ALBUQUERQUE, N.M. (AP) — The city of Albuquerque will be banned under a court order from seizing or destroying property of people who are homeless.
A Bernalillo County District Court judge issued a preliminary injunction Thursday that Albuquerque will have to follow starting Nov. 1.
The American Civil Liberties Union of New Mexico and others filed a lawsuit last December on behalf of several unhoused residents. In the suit, they argued homeless encampment sweeps were unconstitutional.
They asked a judge to stop officials in the state’s largest city from destroying homeless encampments and jailing and fining people who are living on the street.
For now, the city cannot remove people’s belongings without notice or an opportunity for a hearing or a way to reclaim them. The only exceptions to the ban are if the property is on school grounds, obstructs streets or poses an immediate safety threat.
The order is only temporary until a final ruling is made.

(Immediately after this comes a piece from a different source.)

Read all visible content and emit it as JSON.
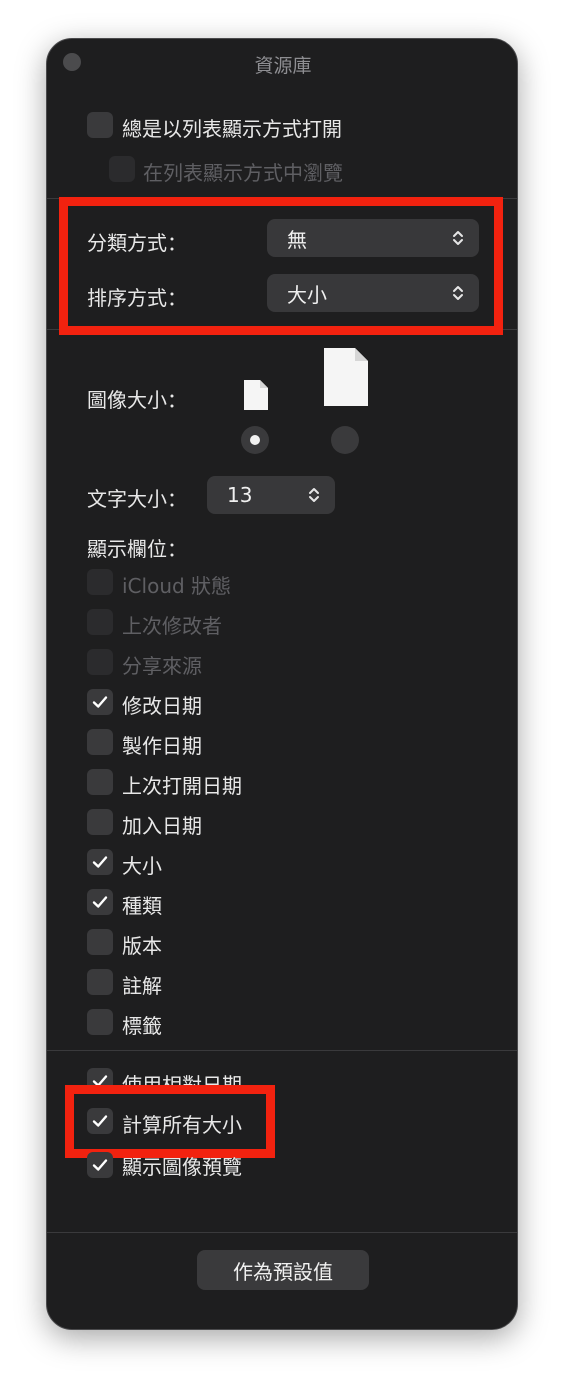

In a statement, the city called the ruling “dangerous” and intends to challenge it. Officials also warned it “would severely limit our ability to keep our city clean and safe, while getting people connected to the help they need.”
In Phoenix, a judge ruled Wednesday that Phoenix must permanently clear the city’s largest homeless encampment by Nov. 4. Property owners and residents filed a lawsuit in Maricopa County Superior Court, saying the city had let the tent city become a public nuisance. The city said it was following a law that prevents it from criminalizing public camping.
Phoenix is also dealing with a separate lawsuit in federal court. A federal judge in December issued an emergency injunction prohibiting authorities from enforcing sleeping and camping bans on anyone who cannot obtain a bed in a shelter.